The first of six children born to an upper-middle-class couple of German–Jewish heritage, Stieglitz discovered the pleasure of amateur photography after 1881, when his family left New York to settle temporarily in Germany. His father, Edward Stieglitz, had retired from a successful business in the wool trade with a fortune that enabled him to educate his children abroad. In 1882 Alfred enrolled in the mechanical engineering programme of the Technische Hochschule in Berlin, but he spent his spare time experimenting with photography in a darkroom improvised in his student quarters. His self-directed experiments led him to study photochemistry with the eminent scientist Hermann ...


(b Maastricht, Oct 20, 1843; d The Hague, March 21, 1916).

Dutch administrator, writer and collector. Born into a family with a strong interest in the arts, he studied drawing in his youth. In 1861 he enrolled as a law student at the University of Leiden, where he also studied art history and archaeology. Through Dr Leemans, the director of the Rijksmuseum van Oudheden in Leiden, de Stuers became a correspondent of the committee of the Koninklijke Nederlandse Akademie van Wetenschappen, established to preserve and identify significant historical works of Dutch art. His dissertation (1869) was a plea for the government to provide art education and to index and classify Dutch artworks.
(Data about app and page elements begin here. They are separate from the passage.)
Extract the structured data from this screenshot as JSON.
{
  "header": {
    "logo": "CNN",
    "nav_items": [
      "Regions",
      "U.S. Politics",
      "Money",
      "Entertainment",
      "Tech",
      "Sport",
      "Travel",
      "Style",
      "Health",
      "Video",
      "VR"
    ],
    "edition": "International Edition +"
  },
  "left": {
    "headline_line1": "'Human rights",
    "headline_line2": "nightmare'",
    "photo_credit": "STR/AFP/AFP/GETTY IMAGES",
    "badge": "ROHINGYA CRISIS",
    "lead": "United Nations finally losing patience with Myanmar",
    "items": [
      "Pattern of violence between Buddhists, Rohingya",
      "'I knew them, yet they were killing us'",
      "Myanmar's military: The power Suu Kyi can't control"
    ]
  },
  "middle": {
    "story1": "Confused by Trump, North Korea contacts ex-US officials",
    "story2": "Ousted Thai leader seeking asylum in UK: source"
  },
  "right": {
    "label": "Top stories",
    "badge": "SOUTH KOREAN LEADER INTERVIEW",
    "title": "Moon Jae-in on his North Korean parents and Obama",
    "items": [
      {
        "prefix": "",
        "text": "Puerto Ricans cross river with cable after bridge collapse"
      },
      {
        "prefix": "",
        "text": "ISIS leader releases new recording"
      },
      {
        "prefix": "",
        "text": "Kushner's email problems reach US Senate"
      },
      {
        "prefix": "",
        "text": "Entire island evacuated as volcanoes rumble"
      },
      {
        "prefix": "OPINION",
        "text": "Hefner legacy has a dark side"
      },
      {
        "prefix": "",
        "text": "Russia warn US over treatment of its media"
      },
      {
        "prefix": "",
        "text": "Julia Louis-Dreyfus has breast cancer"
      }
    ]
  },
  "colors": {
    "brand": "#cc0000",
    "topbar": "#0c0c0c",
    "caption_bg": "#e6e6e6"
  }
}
In 1873 de Stuers wrote an article entitled ‘Holland op zijn smalst’ [Holland at its meanest], in which he lamented the poor condition of Dutch monuments and the sale of Dutch artistic heritage overseas, arguing for the preservation and promotion of the arts and museums. From 1875 to 1901...